Comparing the connectivity and battery life of these two devices together may come as a surprise for many, but it is necessary to do so. While the iPad 2 comes in two variants – Wi-FI only and Wi-FI + 3G, the Kindle 4 e-book reader only supports Wi-Fi connectivity. Lack of 3G connectivity and limited web browsing turns out to be an unexpected advantage for Kindle, as it enhances it battery life by a significant extent. While the Kindle can work for a whole 1 month with Wi-Fi off and 15-18 days with Wi-Fi on, the new iPad only lasts for 10 hours in one full charge. The difference in the battery life of iPad 2 and Kindle is justified because you will use a tablet as a full-fledged PC, watching videos, streaming music, playing games, surfing the web and, of course, reading books, and the Kindle will be mostly used to read books.

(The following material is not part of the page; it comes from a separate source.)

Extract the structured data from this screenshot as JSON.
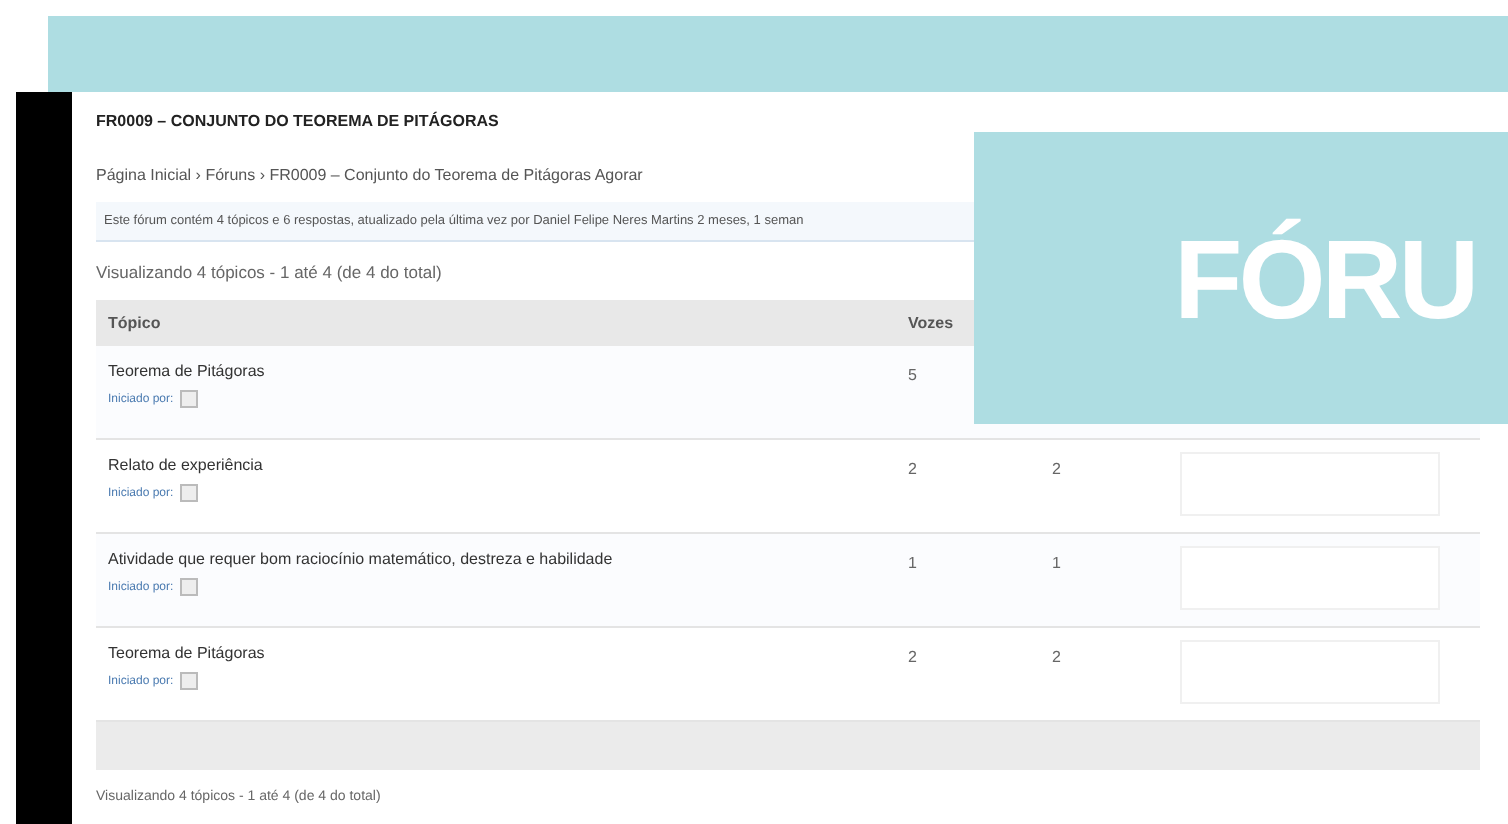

Amazon’s Kindle 4 only costs US$79, while the basic model of Apple iPad itself is priced at US$499. The higher end versions of the iPad can reach at US$899, depending on the features you desire. While the price tag of US$499 is justified if you intend to buy a tablet PC manufactured by brand Apple, it is a bit too much for an e-book reader. The low price of Kindle doesn’t just give it an edge over the iPad, but also gives it a definite advantage over other e-book readers in the market.
Simply put, comparing Apple iPad and Amazon Kindle is as good as comparing apples and oranges, and the e-book reader perspective is the only thing which puts the two devices on a common platform. There is little doubt about the fact that the fourth generation Kindle is a better e-book reader, as compared to the iPad 2, and you should opt for it only if you are looking for a dedicated e-book reader. But if you are looking for something more than the digital book reader, and you are willing to spend more on that, then you should go for the Apple iPad which promises a lot more than simply e-reading.